I entered the city via Fairview Avenue and was pleased to see my strategy of timing my ride with a Washington Redskins game was paying off. Traffic was light and there was ample space for motorists to get by me without incident. I quickly made my way through a residential section and made it to the famed railroad line. I crossed the tracks and turned onto Quarry Drive, which would lead me to “Old Town.” All cities in this area have a historic district which is usually labeled “Old Town.” Here, city planners attempt to refurbish older areas which have fallen into an unsavory condition by trading off the historic nature of the place. Restaurants, souvenir shops, parks, etc… greet people who come to soak up the local ambiance. Old Town Alexandria is probably the most famous of these places. I quickly discovered Old Town Manassas has some work to do.

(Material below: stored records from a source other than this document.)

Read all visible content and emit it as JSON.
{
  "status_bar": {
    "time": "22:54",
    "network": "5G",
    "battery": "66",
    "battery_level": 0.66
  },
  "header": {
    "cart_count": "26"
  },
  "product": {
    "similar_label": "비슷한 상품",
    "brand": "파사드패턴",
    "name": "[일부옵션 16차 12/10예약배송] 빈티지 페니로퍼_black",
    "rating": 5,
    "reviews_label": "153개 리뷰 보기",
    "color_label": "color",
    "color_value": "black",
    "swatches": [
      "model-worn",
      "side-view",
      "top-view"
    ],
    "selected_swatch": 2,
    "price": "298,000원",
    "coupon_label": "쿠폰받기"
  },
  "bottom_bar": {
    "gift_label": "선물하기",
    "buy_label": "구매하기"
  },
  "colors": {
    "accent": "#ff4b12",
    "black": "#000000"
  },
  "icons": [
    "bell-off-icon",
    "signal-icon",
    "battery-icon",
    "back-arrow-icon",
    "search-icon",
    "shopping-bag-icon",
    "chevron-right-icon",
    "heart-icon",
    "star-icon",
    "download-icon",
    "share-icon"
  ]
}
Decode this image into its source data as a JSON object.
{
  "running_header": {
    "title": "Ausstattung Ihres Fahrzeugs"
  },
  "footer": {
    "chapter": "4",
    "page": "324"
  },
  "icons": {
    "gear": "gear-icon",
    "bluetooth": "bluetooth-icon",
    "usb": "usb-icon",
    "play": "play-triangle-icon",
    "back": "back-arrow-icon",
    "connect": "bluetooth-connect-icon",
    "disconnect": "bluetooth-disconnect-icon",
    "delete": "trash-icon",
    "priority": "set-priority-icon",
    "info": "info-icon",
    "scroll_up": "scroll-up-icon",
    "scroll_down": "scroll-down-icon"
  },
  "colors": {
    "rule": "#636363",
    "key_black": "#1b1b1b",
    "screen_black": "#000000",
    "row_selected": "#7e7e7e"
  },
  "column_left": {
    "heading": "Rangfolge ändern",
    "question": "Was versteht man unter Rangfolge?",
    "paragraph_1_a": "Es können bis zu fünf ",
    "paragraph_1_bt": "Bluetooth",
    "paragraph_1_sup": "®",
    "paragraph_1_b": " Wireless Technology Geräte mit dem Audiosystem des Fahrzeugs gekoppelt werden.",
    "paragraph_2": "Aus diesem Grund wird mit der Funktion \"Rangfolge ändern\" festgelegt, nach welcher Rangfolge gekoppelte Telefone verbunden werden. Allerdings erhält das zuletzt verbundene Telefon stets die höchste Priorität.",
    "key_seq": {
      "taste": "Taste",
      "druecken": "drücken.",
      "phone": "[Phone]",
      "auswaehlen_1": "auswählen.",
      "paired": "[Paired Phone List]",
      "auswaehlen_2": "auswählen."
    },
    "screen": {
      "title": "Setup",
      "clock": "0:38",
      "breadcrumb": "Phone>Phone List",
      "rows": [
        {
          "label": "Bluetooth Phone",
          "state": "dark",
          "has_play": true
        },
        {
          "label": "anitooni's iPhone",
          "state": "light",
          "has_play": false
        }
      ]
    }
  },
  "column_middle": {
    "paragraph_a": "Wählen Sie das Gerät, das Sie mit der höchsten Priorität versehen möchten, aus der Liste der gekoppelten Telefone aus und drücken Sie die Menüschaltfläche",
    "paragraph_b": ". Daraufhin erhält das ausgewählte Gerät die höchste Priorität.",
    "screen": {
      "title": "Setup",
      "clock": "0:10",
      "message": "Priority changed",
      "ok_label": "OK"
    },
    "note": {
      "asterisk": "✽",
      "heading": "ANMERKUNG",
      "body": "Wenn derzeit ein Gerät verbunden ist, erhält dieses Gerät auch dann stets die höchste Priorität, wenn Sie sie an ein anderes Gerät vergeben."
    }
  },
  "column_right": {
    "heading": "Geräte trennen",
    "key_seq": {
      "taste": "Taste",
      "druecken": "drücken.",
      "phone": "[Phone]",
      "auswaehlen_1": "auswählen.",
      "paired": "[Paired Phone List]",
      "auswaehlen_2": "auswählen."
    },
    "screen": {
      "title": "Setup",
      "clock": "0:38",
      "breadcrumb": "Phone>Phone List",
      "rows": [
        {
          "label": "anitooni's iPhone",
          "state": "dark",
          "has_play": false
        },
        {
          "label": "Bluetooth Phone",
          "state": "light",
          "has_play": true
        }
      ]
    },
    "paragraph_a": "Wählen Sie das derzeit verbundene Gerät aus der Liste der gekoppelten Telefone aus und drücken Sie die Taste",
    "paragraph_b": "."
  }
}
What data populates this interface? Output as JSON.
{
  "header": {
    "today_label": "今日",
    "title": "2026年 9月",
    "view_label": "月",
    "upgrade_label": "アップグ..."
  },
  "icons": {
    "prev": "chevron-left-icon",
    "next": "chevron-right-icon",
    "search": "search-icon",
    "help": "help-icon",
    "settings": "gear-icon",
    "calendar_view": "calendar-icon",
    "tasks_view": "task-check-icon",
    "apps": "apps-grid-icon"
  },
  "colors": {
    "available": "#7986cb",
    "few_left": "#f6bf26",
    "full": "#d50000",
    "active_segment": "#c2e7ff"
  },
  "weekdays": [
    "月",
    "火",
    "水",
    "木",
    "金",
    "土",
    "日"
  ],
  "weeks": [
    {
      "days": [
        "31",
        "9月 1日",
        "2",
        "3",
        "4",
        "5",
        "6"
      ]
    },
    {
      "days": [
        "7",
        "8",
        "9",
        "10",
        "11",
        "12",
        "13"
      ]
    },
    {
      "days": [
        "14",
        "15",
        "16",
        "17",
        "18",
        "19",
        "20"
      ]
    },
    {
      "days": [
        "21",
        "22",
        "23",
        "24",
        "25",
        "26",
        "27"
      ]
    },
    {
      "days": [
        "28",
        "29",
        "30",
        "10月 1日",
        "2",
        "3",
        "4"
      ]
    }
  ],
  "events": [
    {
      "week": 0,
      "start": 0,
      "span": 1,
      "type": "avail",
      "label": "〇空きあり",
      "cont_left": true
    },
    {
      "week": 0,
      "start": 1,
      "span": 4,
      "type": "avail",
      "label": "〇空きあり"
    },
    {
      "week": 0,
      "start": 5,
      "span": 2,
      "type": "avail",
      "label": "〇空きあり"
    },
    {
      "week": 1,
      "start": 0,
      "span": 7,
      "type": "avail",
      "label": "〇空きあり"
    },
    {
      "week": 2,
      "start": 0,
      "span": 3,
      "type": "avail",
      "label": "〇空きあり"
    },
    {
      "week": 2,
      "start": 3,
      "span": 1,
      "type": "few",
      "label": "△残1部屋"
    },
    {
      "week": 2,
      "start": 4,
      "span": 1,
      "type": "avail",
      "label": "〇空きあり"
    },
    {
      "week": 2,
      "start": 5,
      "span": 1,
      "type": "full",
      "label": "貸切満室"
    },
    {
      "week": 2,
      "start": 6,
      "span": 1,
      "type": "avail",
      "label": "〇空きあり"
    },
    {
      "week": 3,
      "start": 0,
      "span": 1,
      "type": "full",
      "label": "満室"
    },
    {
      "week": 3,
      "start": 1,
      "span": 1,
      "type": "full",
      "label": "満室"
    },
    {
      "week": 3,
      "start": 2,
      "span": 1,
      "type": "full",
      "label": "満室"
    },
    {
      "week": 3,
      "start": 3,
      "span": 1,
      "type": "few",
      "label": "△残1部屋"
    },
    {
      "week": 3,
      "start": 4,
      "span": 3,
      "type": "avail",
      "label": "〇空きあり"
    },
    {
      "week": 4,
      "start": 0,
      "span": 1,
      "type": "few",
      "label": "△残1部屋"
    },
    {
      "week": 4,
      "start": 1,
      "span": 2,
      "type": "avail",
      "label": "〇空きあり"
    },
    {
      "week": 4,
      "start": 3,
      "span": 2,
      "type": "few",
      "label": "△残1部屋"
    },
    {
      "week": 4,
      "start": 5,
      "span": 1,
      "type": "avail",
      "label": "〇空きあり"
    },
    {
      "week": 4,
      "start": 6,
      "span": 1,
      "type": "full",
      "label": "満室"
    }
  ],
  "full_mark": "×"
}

I was hoping to see some historic buildings, perhaps an old church (Quarry Road gave way to the encouragingly named Church Street) but nothing terribly exciting caught my eye. I was reminded of the fact that this was merely a railroad junction in the Civil War and no doubt life was hard on the people who lived in this war-torn part of the world for many years afterward. Constructing grand and (someday) historic buildings was probably not on their agenda. I did note with satisfaction that the streets were wide and nicely paved – a bonus when traveling in downtown areas.
On the western end of town lies the Confederate Cemetery, which I ducked into for a quick inspection. The land for the original cemetery was only an acre donated by a local resident. It has since grown to accommodate more recent burials, but the overall size is not imposing. USA flags at the civilian portion of the cemetery gradually give way to Confederate Stars and Bars, until one finds oneself standing beneath a 20 foot tall monument with a Confederate Soldier atop of it. About 250 Confederate soldiers killed in 1861-1862 are buried here. Surrounding burial plots with cast iron fences must have been the fashion at the time because there is a maze of these in this section of the cemetery. They and the aged grave markers definitely give the area a historic feel.
I made my way back via Center Street and crossed the railroad tracks again. A train station did double-duty as the city’s visitor’s center, which is only appropriate given the importance of the railroad junction to the town’s history. I pedaled past the Manassas Museum, which was a large building on nice grounds, and soon found myself where I began on Fairview Avenue. I noticed the Reformed Presbyterian Church and thought the architecture to be interesting. Later research has informed me that the building dates from 1879, when it was consecrated as the Catholic All Saints Church.
The ride home was a very pleasant fall ride, although as the sun dropped below the treeline the cooling temperatures made me glad to pull into my driveway. I managed to get by with a long sleeve base layer and some full finger gloves. I don’t think that will be sufficient for much longer. Winter riding is upon us. Here’s hoping for just a few more pleasant days before the onslaught begins in earnest.